Assignment: Write out the entries exactly, pictures excluded.

Input records:
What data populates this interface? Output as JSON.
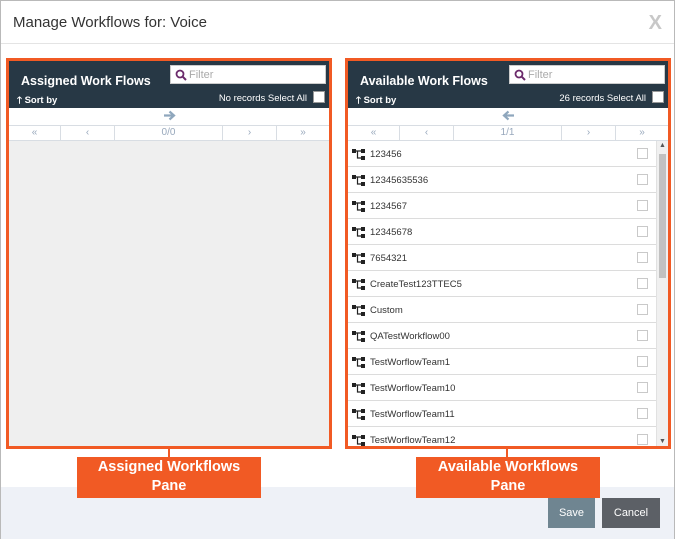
{
  "dialog": {
    "title": "Manage Workflows for: Voice",
    "close_label": "X"
  },
  "assigned": {
    "title": "Assigned Work Flows",
    "filter_placeholder": "Filter",
    "sort_label": "Sort by",
    "records_label": "No records",
    "select_all_label": "Select All",
    "pager": {
      "first": "«",
      "prev": "‹",
      "info": "0/0",
      "next": "›",
      "last": "»"
    }
  },
  "available": {
    "title": "Available Work Flows",
    "filter_placeholder": "Filter",
    "sort_label": "Sort by",
    "records_label": "26 records",
    "select_all_label": "Select All",
    "pager": {
      "first": "«",
      "prev": "‹",
      "info": "1/1",
      "next": "›",
      "last": "»"
    },
    "items": [
      "123456",
      "12345635536",
      "1234567",
      "12345678",
      "7654321",
      "CreateTest123TTEC5",
      "Custom",
      "QATestWorkflow00",
      "TestWorflowTeam1",
      "TestWorflowTeam10",
      "TestWorflowTeam11",
      "TestWorflowTeam12"
    ]
  },
  "callouts": {
    "assigned": {
      "line1": "Assigned Workflows",
      "line2": "Pane"
    },
    "available": {
      "line1": "Available Workflows",
      "line2": "Pane"
    }
  },
  "footer": {
    "save_label": "Save",
    "cancel_label": "Cancel"
  },
  "colors": {
    "header_bg": "#273845",
    "accent_orange": "#f15a24",
    "arrow_blue": "#8fa7bd",
    "filter_icon": "#6b2a6b"
  }
}
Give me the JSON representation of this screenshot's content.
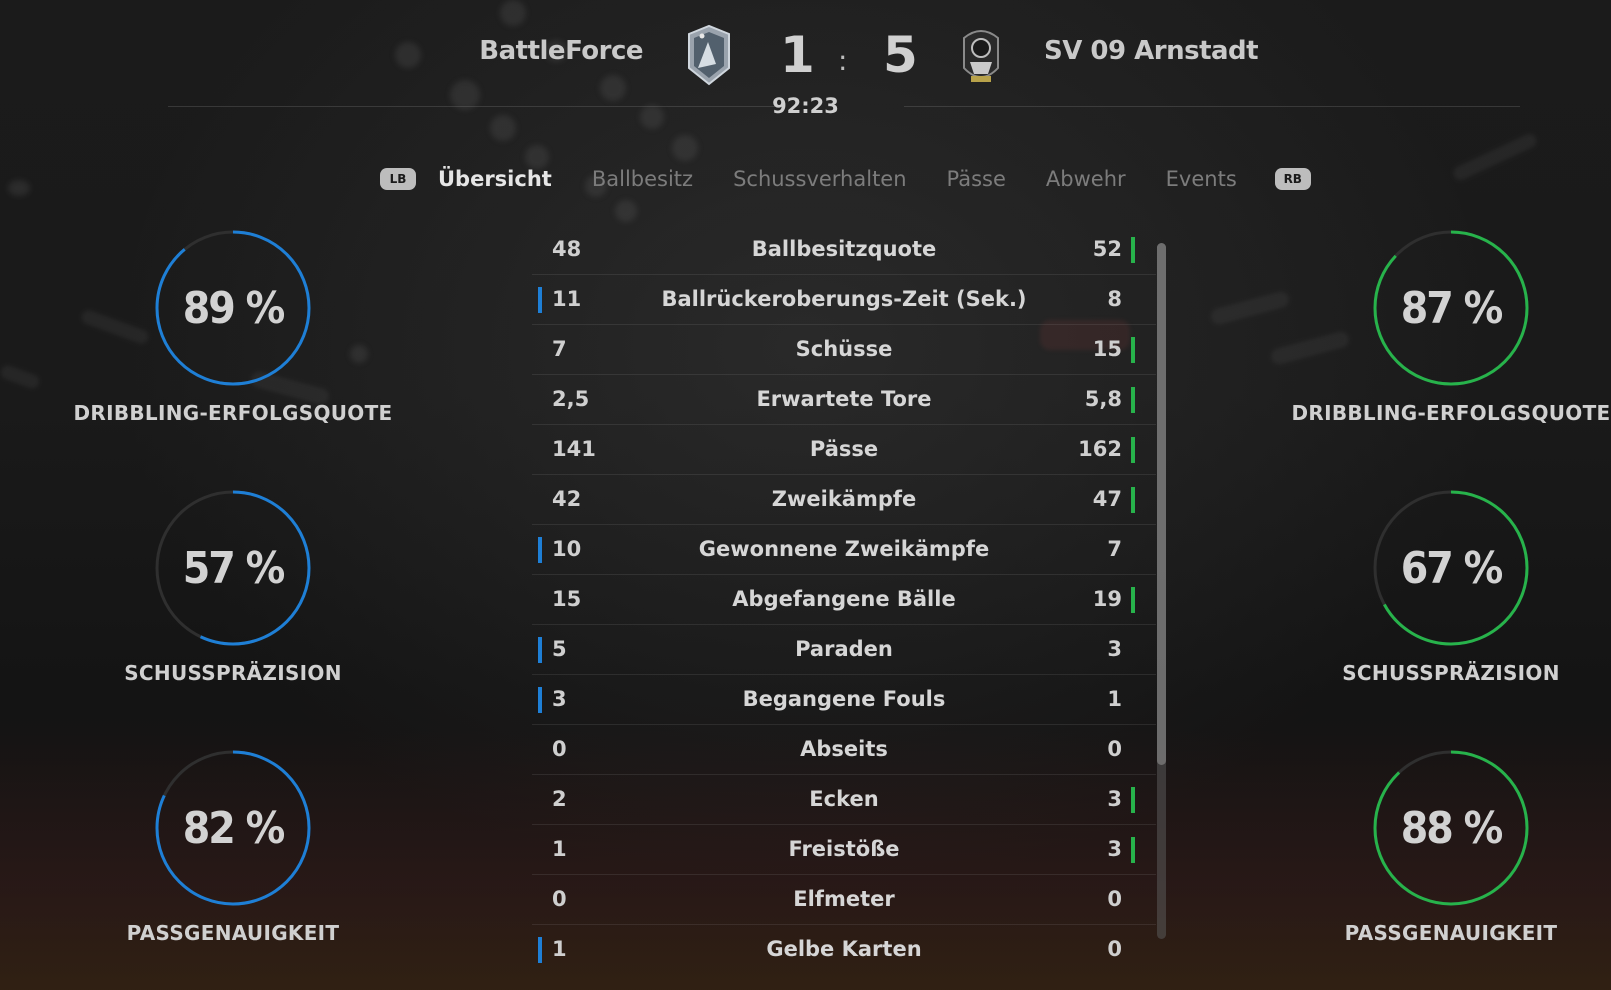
{
  "match": {
    "home_team": "BattleForce",
    "away_team": "SV 09 Arnstadt",
    "home_score": "1",
    "away_score": "5",
    "separator": ":",
    "clock": "92:23"
  },
  "tabs": {
    "lb": "LB",
    "rb": "RB",
    "items": [
      "Übersicht",
      "Ballbesitz",
      "Schussverhalten",
      "Pässe",
      "Abwehr",
      "Events"
    ],
    "active_index": 0
  },
  "colors": {
    "home_accent": "#1e7fd6",
    "away_accent": "#27b34b"
  },
  "home_rings": [
    {
      "value": "89 %",
      "label": "DRIBBLING-ERFOLGSQUOTE",
      "fraction": 0.89
    },
    {
      "value": "57 %",
      "label": "SCHUSSPRÄZISION",
      "fraction": 0.57
    },
    {
      "value": "82 %",
      "label": "PASSGENAUIGKEIT",
      "fraction": 0.82
    }
  ],
  "away_rings": [
    {
      "value": "87 %",
      "label": "DRIBBLING-ERFOLGSQUOTE",
      "fraction": 0.87
    },
    {
      "value": "67 %",
      "label": "SCHUSSPRÄZISION",
      "fraction": 0.67
    },
    {
      "value": "88 %",
      "label": "PASSGENAUIGKEIT",
      "fraction": 0.88
    }
  ],
  "stats": [
    {
      "name": "Ballbesitzquote",
      "home": "48",
      "away": "52",
      "leader": "away"
    },
    {
      "name": "Ballrückeroberungs-Zeit (Sek.)",
      "home": "11",
      "away": "8",
      "leader": "home"
    },
    {
      "name": "Schüsse",
      "home": "7",
      "away": "15",
      "leader": "away"
    },
    {
      "name": "Erwartete Tore",
      "home": "2,5",
      "away": "5,8",
      "leader": "away"
    },
    {
      "name": "Pässe",
      "home": "141",
      "away": "162",
      "leader": "away"
    },
    {
      "name": "Zweikämpfe",
      "home": "42",
      "away": "47",
      "leader": "away"
    },
    {
      "name": "Gewonnene Zweikämpfe",
      "home": "10",
      "away": "7",
      "leader": "home"
    },
    {
      "name": "Abgefangene Bälle",
      "home": "15",
      "away": "19",
      "leader": "away"
    },
    {
      "name": "Paraden",
      "home": "5",
      "away": "3",
      "leader": "home"
    },
    {
      "name": "Begangene Fouls",
      "home": "3",
      "away": "1",
      "leader": "home"
    },
    {
      "name": "Abseits",
      "home": "0",
      "away": "0",
      "leader": "none"
    },
    {
      "name": "Ecken",
      "home": "2",
      "away": "3",
      "leader": "away"
    },
    {
      "name": "Freistöße",
      "home": "1",
      "away": "3",
      "leader": "away"
    },
    {
      "name": "Elfmeter",
      "home": "0",
      "away": "0",
      "leader": "none"
    },
    {
      "name": "Gelbe Karten",
      "home": "1",
      "away": "0",
      "leader": "home"
    }
  ],
  "scroll": {
    "thumb_fraction": 0.75
  }
}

Completed exercise:
What data populates this interface? Output as JSON.
{
  "dialog": {
    "title": "Manage Workflows for: Voice",
    "close_label": "X"
  },
  "assigned": {
    "title": "Assigned Work Flows",
    "filter_placeholder": "Filter",
    "sort_label": "Sort by",
    "records_label": "No records",
    "select_all_label": "Select All",
    "pager": {
      "first": "«",
      "prev": "‹",
      "info": "0/0",
      "next": "›",
      "last": "»"
    }
  },
  "available": {
    "title": "Available Work Flows",
    "filter_placeholder": "Filter",
    "sort_label": "Sort by",
    "records_label": "26 records",
    "select_all_label": "Select All",
    "pager": {
      "first": "«",
      "prev": "‹",
      "info": "1/1",
      "next": "›",
      "last": "»"
    },
    "items": [
      "123456",
      "12345635536",
      "1234567",
      "12345678",
      "7654321",
      "CreateTest123TTEC5",
      "Custom",
      "QATestWorkflow00",
      "TestWorflowTeam1",
      "TestWorflowTeam10",
      "TestWorflowTeam11",
      "TestWorflowTeam12"
    ]
  },
  "callouts": {
    "assigned": {
      "line1": "Assigned Workflows",
      "line2": "Pane"
    },
    "available": {
      "line1": "Available Workflows",
      "line2": "Pane"
    }
  },
  "footer": {
    "save_label": "Save",
    "cancel_label": "Cancel"
  },
  "colors": {
    "header_bg": "#273845",
    "accent_orange": "#f15a24",
    "arrow_blue": "#8fa7bd",
    "filter_icon": "#6b2a6b"
  }
}
Give me the JSON representation of this screenshot's content.
{
  "match": {
    "home_team": "BattleForce",
    "away_team": "SV 09 Arnstadt",
    "home_score": "1",
    "away_score": "5",
    "separator": ":",
    "clock": "92:23"
  },
  "tabs": {
    "lb": "LB",
    "rb": "RB",
    "items": [
      "Übersicht",
      "Ballbesitz",
      "Schussverhalten",
      "Pässe",
      "Abwehr",
      "Events"
    ],
    "active_index": 0
  },
  "colors": {
    "home_accent": "#1e7fd6",
    "away_accent": "#27b34b"
  },
  "home_rings": [
    {
      "value": "89 %",
      "label": "DRIBBLING-ERFOLGSQUOTE",
      "fraction": 0.89
    },
    {
      "value": "57 %",
      "label": "SCHUSSPRÄZISION",
      "fraction": 0.57
    },
    {
      "value": "82 %",
      "label": "PASSGENAUIGKEIT",
      "fraction": 0.82
    }
  ],
  "away_rings": [
    {
      "value": "87 %",
      "label": "DRIBBLING-ERFOLGSQUOTE",
      "fraction": 0.87
    },
    {
      "value": "67 %",
      "label": "SCHUSSPRÄZISION",
      "fraction": 0.67
    },
    {
      "value": "88 %",
      "label": "PASSGENAUIGKEIT",
      "fraction": 0.88
    }
  ],
  "stats": [
    {
      "name": "Ballbesitzquote",
      "home": "48",
      "away": "52",
      "leader": "away"
    },
    {
      "name": "Ballrückeroberungs-Zeit (Sek.)",
      "home": "11",
      "away": "8",
      "leader": "home"
    },
    {
      "name": "Schüsse",
      "home": "7",
      "away": "15",
      "leader": "away"
    },
    {
      "name": "Erwartete Tore",
      "home": "2,5",
      "away": "5,8",
      "leader": "away"
    },
    {
      "name": "Pässe",
      "home": "141",
      "away": "162",
      "leader": "away"
    },
    {
      "name": "Zweikämpfe",
      "home": "42",
      "away": "47",
      "leader": "away"
    },
    {
      "name": "Gewonnene Zweikämpfe",
      "home": "10",
      "away": "7",
      "leader": "home"
    },
    {
      "name": "Abgefangene Bälle",
      "home": "15",
      "away": "19",
      "leader": "away"
    },
    {
      "name": "Paraden",
      "home": "5",
      "away": "3",
      "leader": "home"
    },
    {
      "name": "Begangene Fouls",
      "home": "3",
      "away": "1",
      "leader": "home"
    },
    {
      "name": "Abseits",
      "home": "0",
      "away": "0",
      "leader": "none"
    },
    {
      "name": "Ecken",
      "home": "2",
      "away": "3",
      "leader": "away"
    },
    {
      "name": "Freistöße",
      "home": "1",
      "away": "3",
      "leader": "away"
    },
    {
      "name": "Elfmeter",
      "home": "0",
      "away": "0",
      "leader": "none"
    },
    {
      "name": "Gelbe Karten",
      "home": "1",
      "away": "0",
      "leader": "home"
    }
  ],
  "scroll": {
    "thumb_fraction": 0.75
  }
}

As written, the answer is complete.